Spider and Web won 5 XYZZY awards in 1998 for best puzzles, best use of medium, best game, best NPC and best individual puzzle, so it seemed advantageous to seek wisdom from the designer, Andrew Plotkin, who is well known in the interaction fiction community. There is even a genre of IF called Zarfian which is named after his online alias, Zarf. According to Joe Pereria, Spider and Web is a good example of interactive fiction that cannot be replicated in graphical form due to the player being moved between various levels of diegetic planes in the story. Pereira states; “Spider & Web by Andrew Plotkin is the best IF game I have played not only because of this puzzle, but because the story is told during an interrogation and flashbacks – totally original and unique. The puzzle in this game, and even the way in which it is narrated, simply could not be done in any other genre of video game – and I have been a gamer of RPGs, RTSs and FPS for a pretty long time.”
Pereira’s view on this is that the structure of the game-story is not typical of other games that are seen in the field, the interaction between the flash backs and the interrogation sequences being what sets it completely apart from other kinds of game. Considering this, it felt fair to ask Andrew Plotkin how he developed this structure and how he thinks this kind of traversal between levels of the story builds on overall meaning.
He responded with, “It’s not the structure of past and present storylines *per se* that’s important. That’s a particular technique that I used in this game, because it fit the theme; it’s not crucial in itself”. On metalypsis, he then goes on to say, “This is just as meaningful for traditional fiction as for interactive fiction, of course. In books we get unreliable narrators, negative-space story threads, allusive and indirect storytelling techniques. In a sense this *is* interactivity, or as close to interactivity as the printed page supports. So I think it works particularly well in videogame storytelling.”
This is a particularly interesting point he made because he is stating that the use of this technique even in traditional media points to interactivity. At least some effort is required from the reader/player of the text to make sense of the story from the way the author has written it.
In Spider and Web it is implemented in such a way that when the player traverses the flashback sequence, the game allows them to make a deferral from how the story is meant to go (the ideal sequence, what really happened to the player character in the flashback). However, once they hit a roadblock or trigger an event, the game will pull the player back into the present-day interrogation room sequence and be forced to try again from the last ideal point in the narrative from the author’s perspective. This is very different to the implementation of traditional fiction as the reader does not have several paths laid out by the author to choose from. The difference between traditional media and cybertext media of this kind is that the player has no idea if the events they are witnessing will help them reach the end of the game, whereas the reader in traditional media will always know what they are witnessing is relevant to the story in some way . In a game like Zork I, the player can roam back and forth in the forest without being punished for doing so because there is no set ideal sequence of events, the story is not pre-determined because the actions the player is going to take are the events which are going to occur in that players game.

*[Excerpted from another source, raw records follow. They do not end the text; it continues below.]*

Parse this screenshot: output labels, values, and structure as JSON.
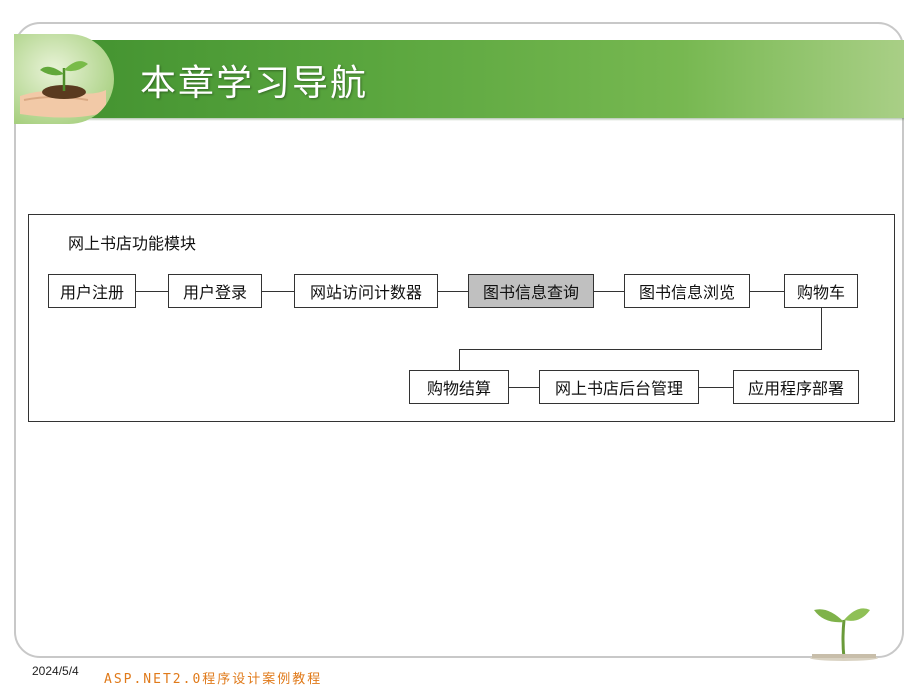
{
  "slide": {
    "title": "本章学习导航",
    "date": "2024/5/4",
    "course": "ASP.NET2.0程序设计案例教程"
  },
  "diagram": {
    "label": "网上书店功能模块",
    "row1": [
      "用户注册",
      "用户登录",
      "网站访问计数器",
      "图书信息查询",
      "图书信息浏览",
      "购物车"
    ],
    "row2": [
      "购物结算",
      "网上书店后台管理",
      "应用程序部署"
    ],
    "highlighted": "图书信息查询"
  },
  "colors": {
    "header_green": "#5aa63e",
    "highlight_gray": "#c0c0c0",
    "footer_orange": "#e07a1a"
  },
  "icons": {
    "header": "seedling-in-hands-icon",
    "footer": "sprout-icon"
  }
}
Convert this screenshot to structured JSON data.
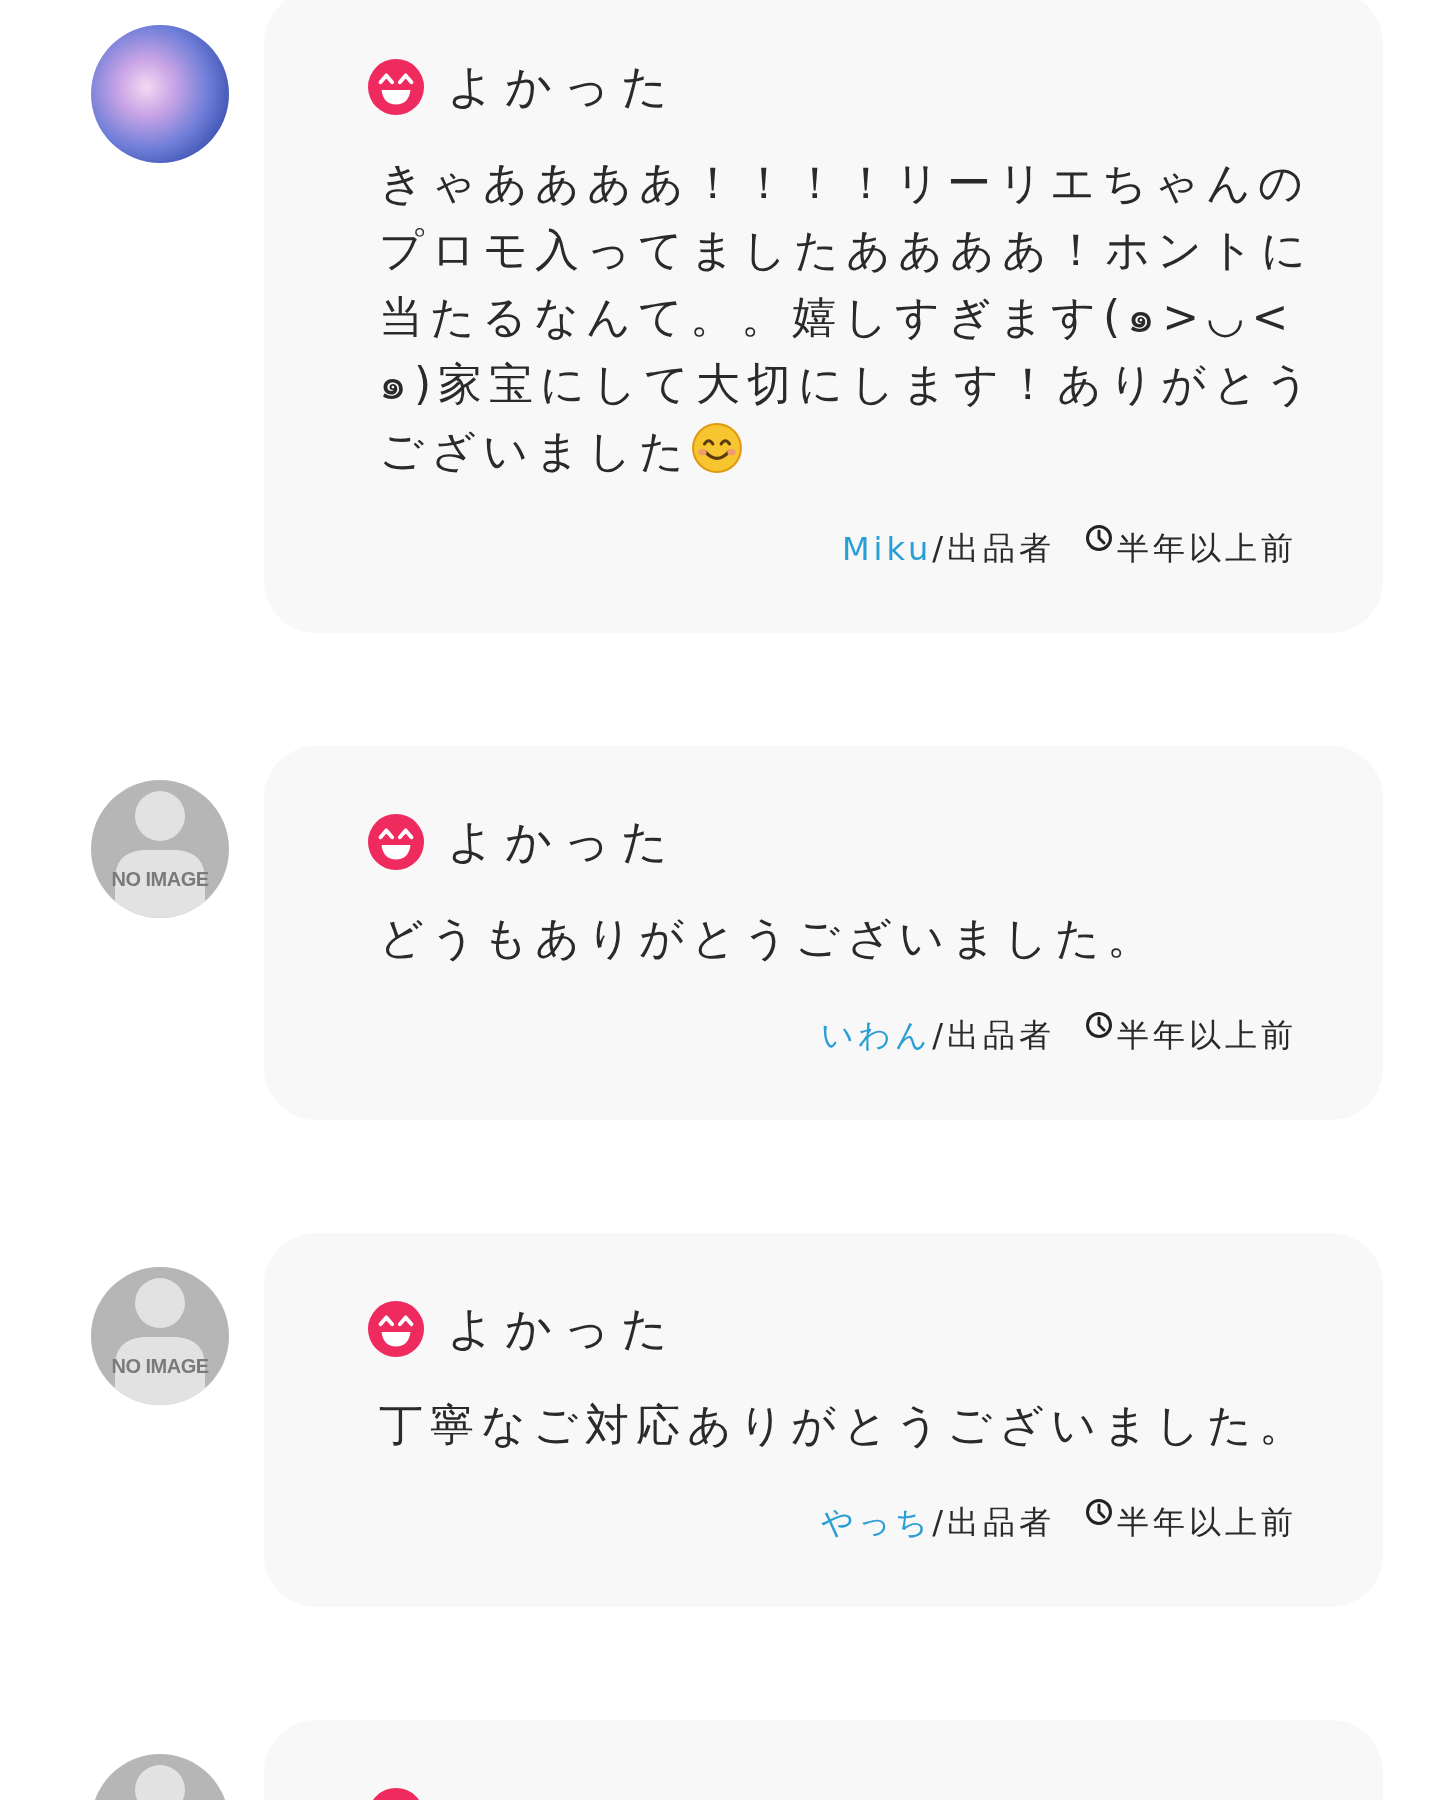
{
  "reviews": [
    {
      "avatar": {
        "kind": "photo"
      },
      "rating": {
        "kind": "good",
        "label": "よかった"
      },
      "comment": "きゃああああ！！！！リーリエちゃんのプロモ入ってましたああああ！ホントに当たるなんて。。嬉しすぎます(๑>◡<๑)家宝にして大切にします！ありがとうございました",
      "ends_with_emoji": true,
      "author": "Miku",
      "role": "/出品者",
      "time": "半年以上前"
    },
    {
      "avatar": {
        "kind": "placeholder",
        "label": "NO IMAGE"
      },
      "rating": {
        "kind": "good",
        "label": "よかった"
      },
      "comment": "どうもありがとうございました。",
      "ends_with_emoji": false,
      "author": "いわん",
      "role": "/出品者",
      "time": "半年以上前"
    },
    {
      "avatar": {
        "kind": "placeholder",
        "label": "NO IMAGE"
      },
      "rating": {
        "kind": "good",
        "label": "よかった"
      },
      "comment": "丁寧なご対応ありがとうございました。",
      "ends_with_emoji": false,
      "author": "やっち",
      "role": "/出品者",
      "time": "半年以上前"
    },
    {
      "avatar": {
        "kind": "placeholder"
      },
      "rating": {
        "kind": "good"
      }
    }
  ]
}
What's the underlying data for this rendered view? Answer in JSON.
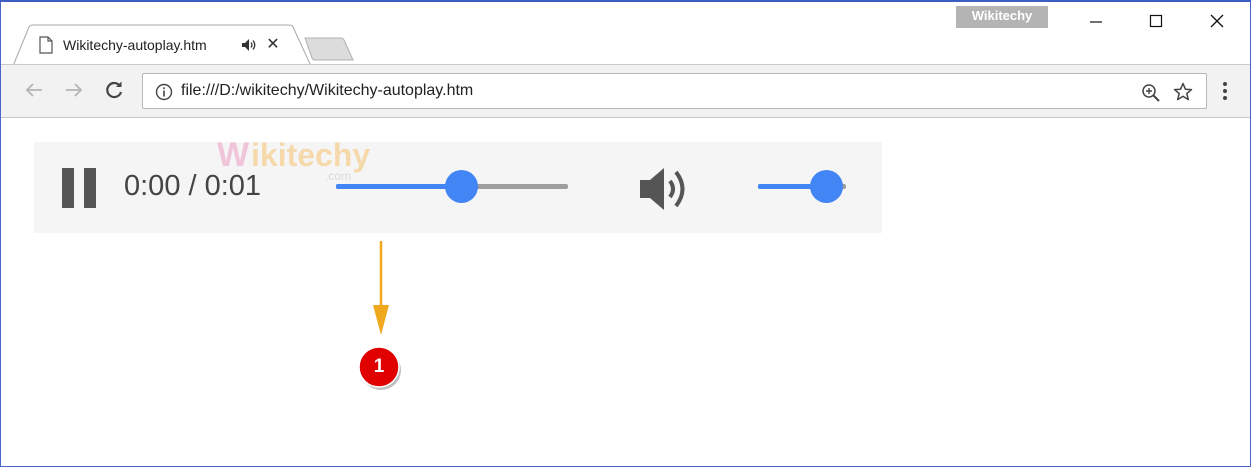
{
  "window": {
    "brand_badge": "Wikitechy",
    "controls": {
      "minimize_icon": "minimize-icon",
      "maximize_icon": "maximize-icon",
      "close_icon": "close-icon"
    }
  },
  "tab": {
    "title": "Wikitechy-autoplay.htm",
    "page_icon": "document-icon",
    "audio_icon": "speaker-playing-icon",
    "close_glyph": "✕"
  },
  "toolbar": {
    "back_icon": "arrow-left-icon",
    "forward_icon": "arrow-right-icon",
    "reload_icon": "reload-icon",
    "address": {
      "security_icon": "info-icon",
      "url": "file:///D:/wikitechy/Wikitechy-autoplay.htm",
      "zoom_icon": "zoom-in-icon",
      "bookmark_icon": "star-icon"
    },
    "menu_icon": "vertical-dots-icon"
  },
  "content": {
    "watermark": {
      "text": "Wikitechy",
      "subtext": ".com"
    },
    "audio_player": {
      "play_state": "playing",
      "pause_icon": "pause-icon",
      "time_text": "0:00 / 0:01",
      "seek_fraction": 0.54,
      "volume_icon": "volume-high-icon",
      "volume_fraction": 0.77
    },
    "annotation": {
      "badge_label": "1"
    }
  },
  "colors": {
    "accent": "#4285f4",
    "track": "#9e9e9e",
    "arrow": "#f0a81c",
    "badge": "#e00000",
    "player_bg": "#f5f5f5"
  }
}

There is something that could be called the ‘golden path’ which is subtly enforced on players through all interactive fiction, but is made more obvious in Spider and Web through the pullback/flash forward technique.
Plotkin also states that metalypsis can activate a technique called ‘implication’ which can be chained together to form ‘chains of implication’. Chains of implications are very important to him for his work, because implementing it means more effort is required from the player, which further engages them and “amplifies the power of the text”. Implication lends itself to the ergodic discourse of the text, which is intrigue-orientated and generated by the player’s negotiation with the intrigue in the text.
Puzzle development was brought up, “how do you develop your puzzles, and how you know something is going to be challenging or not, or suited to the right audience?”. His response harks back to what he mentioned about chains of implication and the importance of the connections that the player has already made in their mind before the puzzle is introduced to them, “I typically start with the insight. What connection has the player made; what action has the player thought of that makes perfect sense in context?”. “That includes all of the puzzle elements and how they fit together — but also how they were introduced, and what the player did with each of them *before* the puzzle came along.”
Plotkin’s explanation supports the idea of using a structuralist approach towards IF, being that the text should provide implications through the use of objects and world interaction that makes sense to the context of the world to build up awful truths, revelations, intrigues and doubts. Intrigue is particularly important because a player can be intrigued by an object even before a puzzle is ever introduced. It is up to the designer to ensure the object plays to the player’s expectations but also can be interpreted and negotiated differently when required.